The Happy Warriors, by Halldor Laxness. Translated by Katherine John. London: Methuen, 1958. 287 pgs.
Yes, tonight’s post features another book review challenge with Professor Batty.
I was eager to read The Happy Warriors for a number of reasons. It is one of the few English translations of Laxness that I had not yet read. Published in 1952, it was part of the body of literature for which Laxness was awarded the Nobel Prize for Literature in 1955. And the fact that it covers some of the same ground as several saga stories (Saga of the Sworn Brothers, Saga of Saint Olaf) made me anticipate it even more. Copies are few and hard to come by (and are far too expensive), so I was pleased to receive my copy via interlibrary loan. Thank you, Vanderbilt University Library.

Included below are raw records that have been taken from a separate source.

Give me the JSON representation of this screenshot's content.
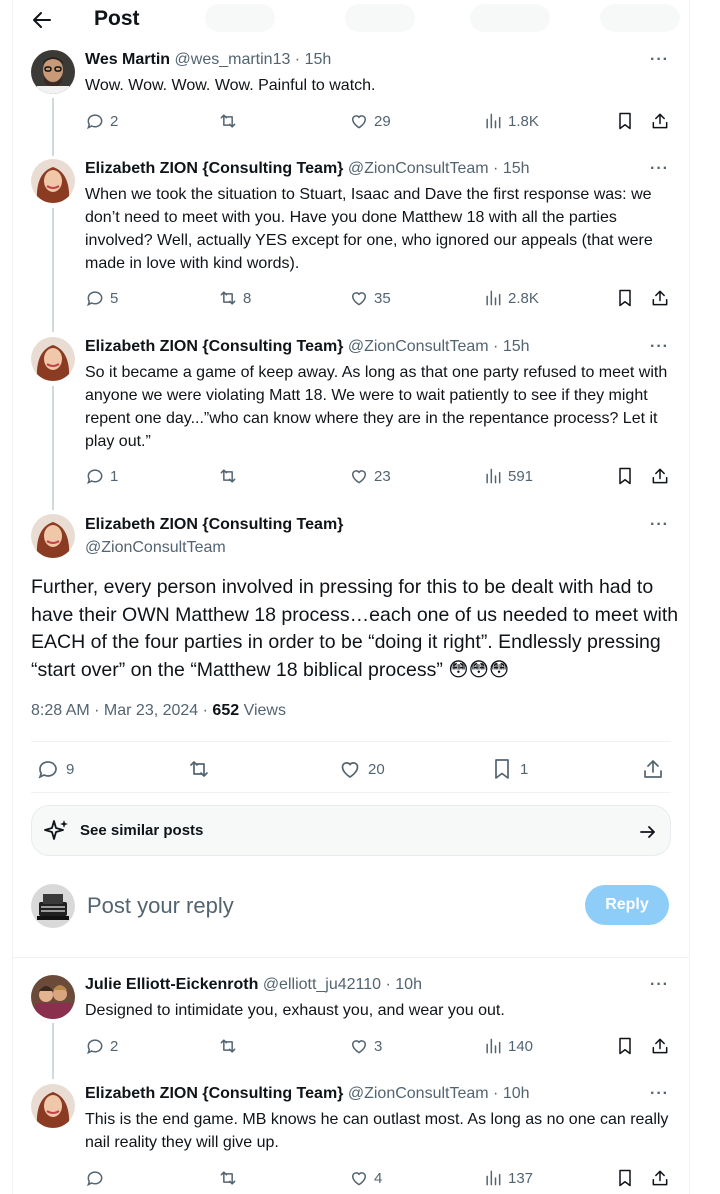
{
  "header": {
    "title": "Post"
  },
  "thread": [
    {
      "name": "Wes Martin",
      "handle": "@wes_martin13",
      "time": "15h",
      "text": "Wow. Wow. Wow. Wow. Painful to watch.",
      "replies": "2",
      "reposts": "",
      "likes": "29",
      "views": "1.8K"
    },
    {
      "name": "Elizabeth ZION {Consulting Team}",
      "handle": "@ZionConsultTeam",
      "time": "15h",
      "text": "When we took the situation to Stuart, Isaac and Dave the first response was: we don’t need to meet with you. Have you done Matthew 18 with all the parties involved? Well, actually YES except for one, who ignored our appeals (that were made in love with kind words).",
      "replies": "5",
      "reposts": "8",
      "likes": "35",
      "views": "2.8K"
    },
    {
      "name": "Elizabeth ZION {Consulting Team}",
      "handle": "@ZionConsultTeam",
      "time": "15h",
      "text": "So it became a game of keep away. As long as that one party refused to meet with anyone we were violating Matt 18. We were to wait patiently to see if they might repent one day...”who can know where they are in the repentance process? Let it play out.”",
      "replies": "1",
      "reposts": "",
      "likes": "23",
      "views": "591"
    }
  ],
  "main_post": {
    "name": "Elizabeth ZION {Consulting Team}",
    "handle": "@ZionConsultTeam",
    "text": "Further, every person involved in pressing for this to be dealt with had to have their OWN Matthew 18 process…each one of us needed to meet with EACH of the four parties in order to be “doing it right”. Endlessly pressing “start over” on the “Matthew 18 biblical process” 😳😳😳",
    "timestamp": "8:28 AM · Mar 23, 2024 · ",
    "views_count": "652",
    "views_label": " Views",
    "replies": "9",
    "reposts": "",
    "likes": "20",
    "bookmarks": "1"
  },
  "similar": {
    "label": "See similar posts"
  },
  "reply_box": {
    "placeholder": "Post your reply",
    "button": "Reply"
  },
  "replies": [
    {
      "name": "Julie Elliott-Eickenroth",
      "handle": "@elliott_ju42110",
      "time": "10h",
      "text": "Designed to intimidate you, exhaust you, and wear you out.",
      "replies": "2",
      "reposts": "",
      "likes": "3",
      "views": "140"
    },
    {
      "name": "Elizabeth ZION {Consulting Team}",
      "handle": "@ZionConsultTeam",
      "time": "10h",
      "text": "This is the end game. MB knows he can outlast most. As long as no one can really nail reality they will give up.",
      "replies": "",
      "reposts": "",
      "likes": "4",
      "views": "137"
    }
  ],
  "colors": {
    "accent": "#1d9bf0",
    "reply_button": "#8ecdf7",
    "muted": "#536471"
  }
}
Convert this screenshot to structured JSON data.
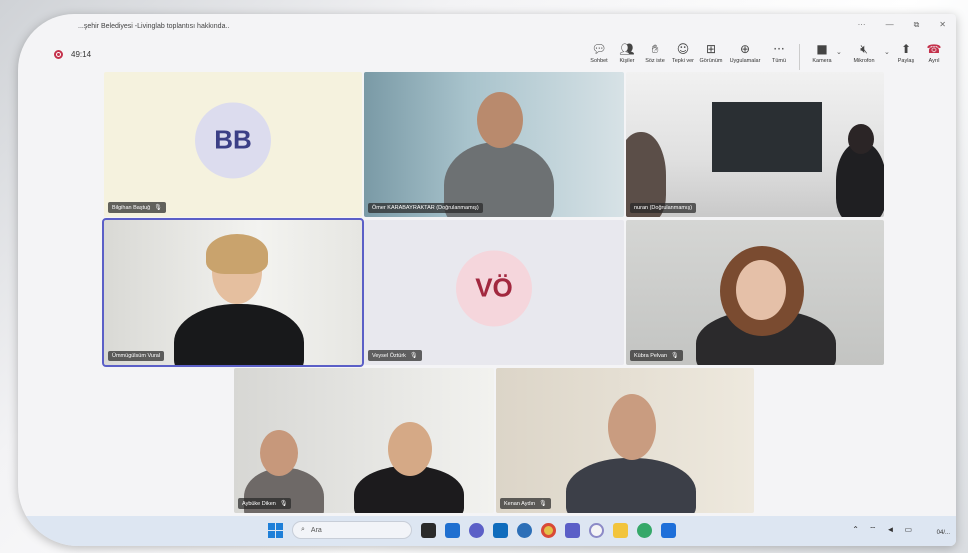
{
  "window": {
    "title": "...şehir Belediyesi -Livinglab toplantısı hakkında..",
    "controls": [
      "···",
      "—",
      "⧉",
      "✕"
    ]
  },
  "meeting": {
    "timer": "49:14"
  },
  "toolbar": {
    "items": [
      {
        "label": "Sohbet",
        "icon": "chat-icon"
      },
      {
        "label": "Kişiler",
        "icon": "people-icon"
      },
      {
        "label": "Söz iste",
        "icon": "raise-hand-icon"
      },
      {
        "label": "Tepki ver",
        "icon": "react-icon"
      },
      {
        "label": "Görünüm",
        "icon": "view-icon"
      },
      {
        "label": "Uygulamalar",
        "icon": "apps-icon"
      },
      {
        "label": "Tümü",
        "icon": "more-icon"
      }
    ],
    "camera_label": "Kamera",
    "mic_label": "Mikrofon",
    "share_label": "Paylaş",
    "leave_label": "Ayrıl"
  },
  "participants": [
    {
      "name": "Bilgihan Baştuğ",
      "initials": "BB",
      "muted": true
    },
    {
      "name": "Ömer KARABAYRAKTAR (Doğrulanmamış)",
      "muted": false
    },
    {
      "name": "nuran (Doğrulanmamış)",
      "muted": false
    },
    {
      "name": "Ümmügülsüm Vural",
      "muted": false
    },
    {
      "name": "Veysel Öztürk",
      "initials": "VÖ",
      "muted": true
    },
    {
      "name": "Kübra Pelvan",
      "muted": true
    },
    {
      "name": "Aybüke Diken",
      "muted": true
    },
    {
      "name": "Kenan Aydın",
      "muted": true
    }
  ],
  "taskbar": {
    "search_placeholder": "Ara",
    "date": "04/..."
  },
  "colors": {
    "accent": "#5b5fc7",
    "leave": "#c4314b",
    "bb_avatar": "#dcdcee",
    "vo_avatar": "#f5d6dc"
  }
}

Contrary to its name, Happy Warriors is a dark tragicomedy. At a very young age our first hero, Thorgeir, witnesses the murder of his father and vows to avenge him. Using the old warrior stories as his instruction guide, Thorgeir fashions some crude armor and weapons from materials at hand, and sets off to fulfill his destiny.
We next meet Thormod, a skald, or poet who—also at a very young age—is seduced by an old witch in retaliation for a poem he wrote about her. Thormod encounters Thorgeir, and is impressed by his singular warrior attire. As he comes to know him he is likewise impressed by Thorgeir’s single-mindedness and determination, while Thorgeir is impressed by Thormod’s gift with words. Thormod vows to compose a lay, or heroic poem, about Thorgeir once he commits a great deed. The two become “sworn brothers,” or perhaps alter-egos.
In typical saga fashion, our heroes/antiheroes fight, lust, seek revenge, compose lays, go raiding for treasure, seduce women, seek kings to fight for, and write more lays. Thorgeir and Thormod pass much of their lives apart, but their destinies are intertwined. After lots of bloody action, the psychological drama heats up when Thorgeir is killed, and his head is returned to Thormod.
After many adventures, Thormod had found an idyllic life with a loving wife and daughter. The most affecting part of the story is when Thormod’s wife, Thordis, comes to realize that he will never again be content until he has avenged Thorgeir’s death, and has immortalized him in a poem. She knows that he loves her too much to leave her. “I am so burdened with Thormod’s grief that I would give all to release him from me,” says Thordis. She sacrifices herself by committing adultery with their slave, so that Thormod will be free. And, after months of talking with Thorgeir’s salted head, Thormod sets out on his journey, leaving his life, happiness, and sanity behind him. He must search for the king worthy to bestow his heroic lay upon: the lay written to honor Thorgeir.
Laxness does some very interesting things with this story. He shows the consequences of pursuing youthful idealism without ever sacrificing it to maturity. His characters demonstrate the futility of being driven by obsession, the senselessness of war and violence, the results of ruling with nothing but power and ulterior motives.
Laxness’ retelling has many details which portray how ludicrous the heroes’ actions are, what misfits they are, and how incapable they are of seeing themselves as others perceive them. This telling is heavy with sarcasm. There are light moments too: the crazy Vikings go to fight the French King, and learn some unpalatable news. In order to fight, plunder, and obtain riches they must first bathe, delouse themselves, and—insult to injury--get baptized!
Part of the appeal of the ancient sagas is that they are bare-bones tales: much of the charm is in what isn’t said. As Laxness delves into the sagas to bring forth a modern version, his story lacks the simplicity and the droll, laconic dialog that I have come to love in the “originals.” And, this translation has an awkward, old fashioned feel to it. But there are always those “Laxness moments”--as when Thordis, Thormod, and the slave have an oblique discussion about a crowing rooster: this is simply masterful writing.
Few authors can match the singular talents of Halldor Laxness. But truly the same can be still be said of Snorri Sturluson and the anonymous saga writers—900 years later.
Let’s see what Batty has to say about this, shall we? And, check out my revised Laxness personal ranking.